Ah, now we jump into the juicy relationship dynamic! In her original post for these questions, Susan Dennard states that E.M. Forster's novel A Room With a View is one of her all-time favorites. I loved that book as well, and I can see a lot of parallels between that story and this one in terms of Eleanor's relationships with Daniel and Clarence.

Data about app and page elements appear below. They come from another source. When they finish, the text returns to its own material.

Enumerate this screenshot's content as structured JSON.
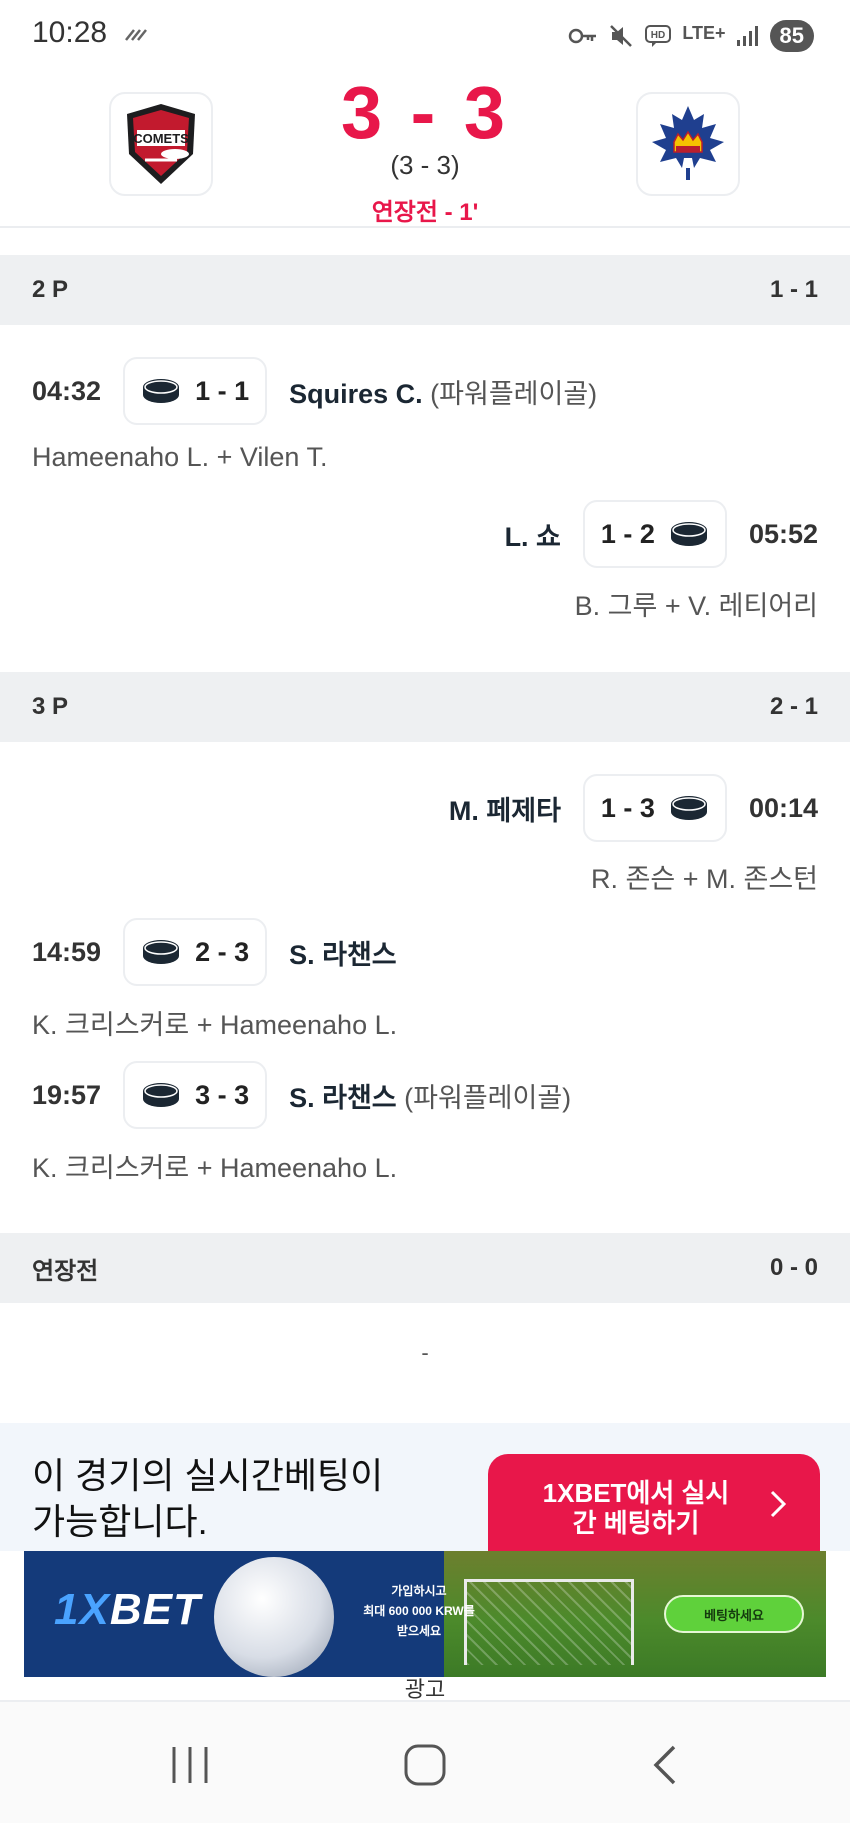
{
  "status_bar": {
    "time": "10:28",
    "network": "LTE+",
    "battery": "85",
    "icons": [
      "key-icon",
      "mute-icon",
      "hd-icon",
      "lte-icon",
      "signal-icon",
      "battery-icon"
    ]
  },
  "match": {
    "score": "3 - 3",
    "regulation_score": "(3  -  3)",
    "status": "연장전 - 1'",
    "home_logo_text": "COMETS",
    "accent_color": "#e8174a"
  },
  "periods": [
    {
      "label": "2 P",
      "score": "1 - 1",
      "events": [
        {
          "time": "04:32",
          "score": "1 - 1",
          "player": "Squires C.",
          "note": "(파워플레이골)",
          "assist": "Hameenaho L. + Vilen T.",
          "side": "home"
        },
        {
          "time": "05:52",
          "score": "1 - 2",
          "player": "L. 쇼",
          "note": "",
          "assist": "B. 그루 + V. 레티어리",
          "side": "away"
        }
      ]
    },
    {
      "label": "3 P",
      "score": "2 - 1",
      "events": [
        {
          "time": "00:14",
          "score": "1 - 3",
          "player": "M. 페제타",
          "note": "",
          "assist": "R. 존슨 + M. 존스턴",
          "side": "away"
        },
        {
          "time": "14:59",
          "score": "2 - 3",
          "player": "S. 라챈스",
          "note": "",
          "assist": "K. 크리스커로 + Hameenaho L.",
          "side": "home"
        },
        {
          "time": "19:57",
          "score": "3 - 3",
          "player": "S. 라챈스",
          "note": "(파워플레이골)",
          "assist": "K. 크리스커로 + Hameenaho L.",
          "side": "home"
        }
      ]
    },
    {
      "label": "연장전",
      "score": "0 - 0",
      "empty_text": "-"
    }
  ],
  "promo": {
    "text_line1": "이 경기의 실시간베팅이",
    "text_line2": "가능합니다.",
    "button_line1": "1XBET에서 실시",
    "button_line2": "간 베팅하기"
  },
  "ad": {
    "logo_prefix": "1X",
    "logo_suffix": "BET",
    "copy_line1": "가입하시고",
    "copy_line2": "최대 600 000 KRW를",
    "copy_line3": "받으세요",
    "cta": "베팅하세요",
    "label": "광고"
  }
}
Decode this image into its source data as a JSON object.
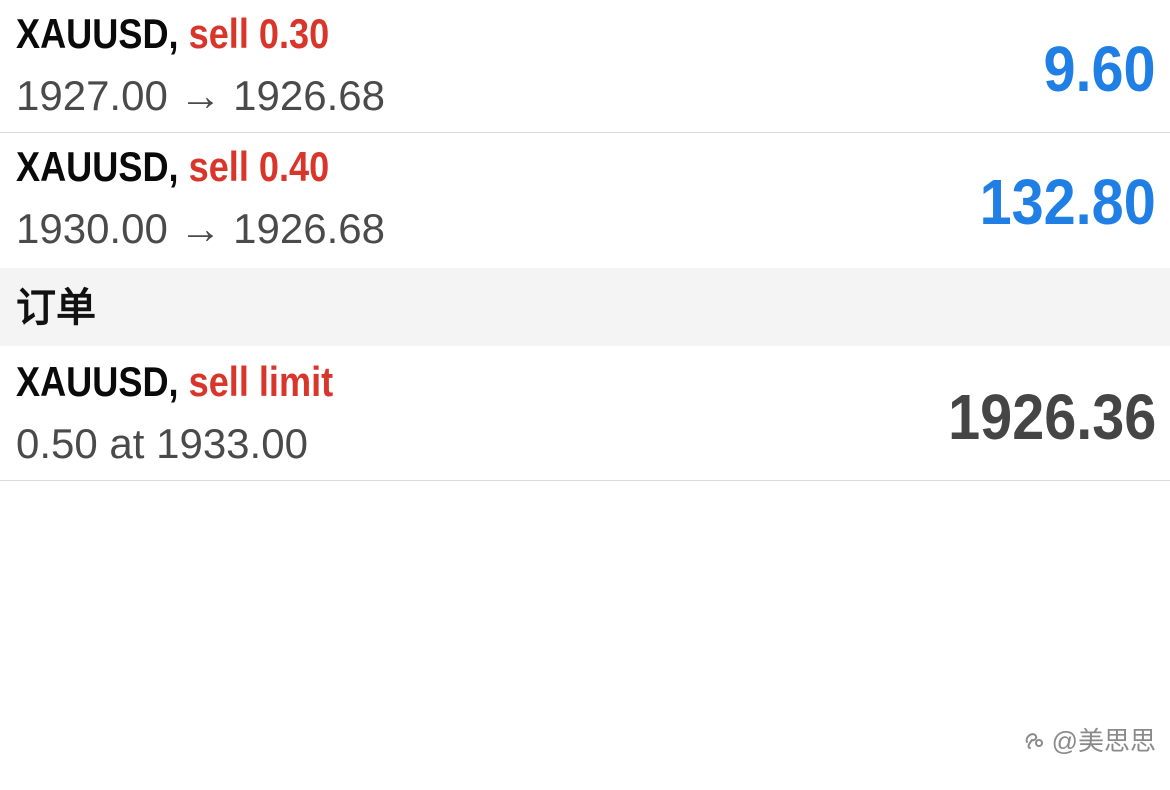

I think one of the primary aspects of Daniel that appeals to Eleanor is that he's honest. Not to say he wears his heart on his sleeve or is always open about everything, but he never tries to be something he's not. He's not comfortable with a seemingly rich and good girl sticking her nose in his business and a dark world he's dedicated his life to fighting. He's the only person in Eleanor's life that treats her like she's normal. To her mother, she's a pawn. To Philadelphia society, she's the daughter of a disgrace. But with Daniel, he teases her, calls her Empress, tries to make her feel uncomfortable and at the same time shows her (however unwillingly) a place where she could have a chance to be more than a society girl. He pushes her, and she pushes back. This is key to why I think Daniel is attracted to Eleanor. She's feisty. She doesn't always listen, yet she always has good intentions. They're both vibrant people being muted by their respective situations and the expectations of society. They don't seem to like each other at first, but they do come to respect each other and from that, something more grows.
It's the opposite when examining Clarence Wilcox. Slimey from the start, Clarence is a creep with an agenda. He doesn't even hide it very well, at least not to Eleanor. While charm and a rich family are more than enough in the eyes of Mrs. Fitt, Eleanor sees not all the pieces fit together. Her smarts and ability to pay attention to the world and people around her are the same things that make her a good Spirit Hunter and a good match for Daniel. To Clarence, her skills are nuisance. He represents the worst in men as a manipulative specimen who doesn't think much of others (especially women) and will use whoever he has to if he believes he will benefit in the end.